After the polls closed Tuesday night and ballots were counted, the levy was less than 1% shy of the 60% supermajority required to pass, sitting at 59.07%.

In addition to the levy, another property-tax-funded levy fulfills the other 35 percent of the district’s budget. He said the Fire Levy costs taxpayers 65 cents per $1000 of assessed property value; while the renewed M&O levy would cost $1.47 per $1000 of assessed value in 2025.

The proposed renewal would’ve increased the M&O levy by 18 cents, which would have totaled around $72 annually based on Spokane County’s median home value of around $400,000.

Jim Walkowski, executive fire chief for District 9, said the next step is getting the Maintenance and Operations Levy back on the ballot for the next election in August. The district has stable funding through the end of 2024, so the next election is its chance to secure funds for 2025-2027.

“If for some reason we continue to fail the levy rolling into fire seasons for 2025, that could be very impactful,” he said. “What that looks like exactly, I don’t know yet.”

To reach the ballot in time, officials must file paperwork by May 3, which leaves them only one week when typically they would have months to prepare.

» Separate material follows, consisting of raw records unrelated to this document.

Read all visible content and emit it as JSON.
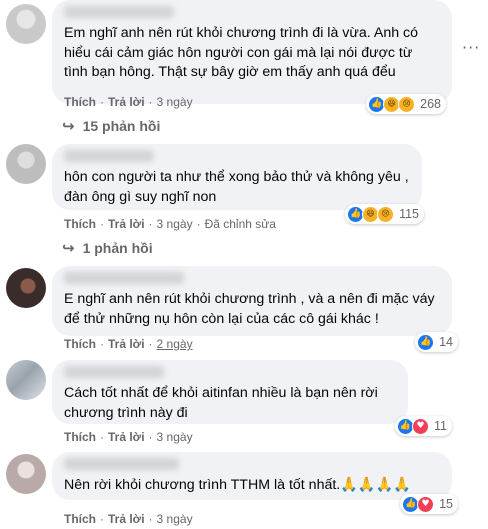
{
  "comments": [
    {
      "text": "Em nghĩ anh nên rút khỏi chương trình đi là vừa. Anh có\nhiểu cái cảm giác hôn người con gái mà lại nói được từ\ntình bạn hông. Thật sự bây giờ em thấy anh quá đểu",
      "reaction_count": "268",
      "like_label": "Thích",
      "reply_label": "Trả lời",
      "time": "3 ngày",
      "replies_label": "15 phản hồi"
    },
    {
      "text": "hôn con người ta như thể xong bảo thử và không yêu ,\nđàn ông gì suy nghĩ non",
      "reaction_count": "115",
      "like_label": "Thích",
      "reply_label": "Trả lời",
      "time": "3 ngày",
      "edited": "Đã chỉnh sửa",
      "replies_label": "1 phản hồi"
    },
    {
      "text": "E nghĩ anh nên rút khỏi chương trình , và a nên đi mặc váy\nđể thử những nụ hôn còn lại của các cô gái khác !",
      "reaction_count": "14",
      "like_label": "Thích",
      "reply_label": "Trả lời",
      "time": "2 ngày"
    },
    {
      "text": "Cách tốt nhất để khỏi aitinfan nhiều là bạn nên rời\nchương trình này đi",
      "reaction_count": "11",
      "like_label": "Thích",
      "reply_label": "Trả lời",
      "time": "3 ngày"
    },
    {
      "text": "Nên rời khỏi chương trình TTHM là tốt nhất.🙏🙏🙏🙏",
      "reaction_count": "15",
      "like_label": "Thích",
      "reply_label": "Trả lời",
      "time": "3 ngày"
    }
  ],
  "icons": {
    "like": "like-icon",
    "haha": "haha-icon",
    "sad": "sad-icon",
    "love": "love-icon",
    "reply_arrow": "reply-arrow-icon",
    "more": "more-options-icon"
  },
  "colors": {
    "bubble": "#f0f2f5",
    "meta_text": "#65676b",
    "like_blue": "#1877f2",
    "love_red": "#f33e58",
    "emoji_yellow": "#f7b125"
  }
}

Walkowski said if the M&O levy fails again, the district will lose around 65% of its funding, causing significant impacts.

According to the district’s website, the M&O levy has primarily funded the district for 28 years and was most recently renewed in 2021. Walkowski believes it failed this time due to simple confusion over what was on the ballot.

Walkowski said voters confused the two due to a mix-up with the explanatory statement.

District 9 has never asked for an increase to the Fire Levy, so if voters thought it was going from 65 cents to $1.47, that is a significant increase, he said; instead of a 126% hike, the M&O levy is only facing an increase of around 14%.

“The explanatory statement confused folks, and they thought we were asking for too much,” Walkowski said.

District #9’s Board of Fire Commissioners will meet Friday morning to begin working on putting the M&O levy back on the August ballot.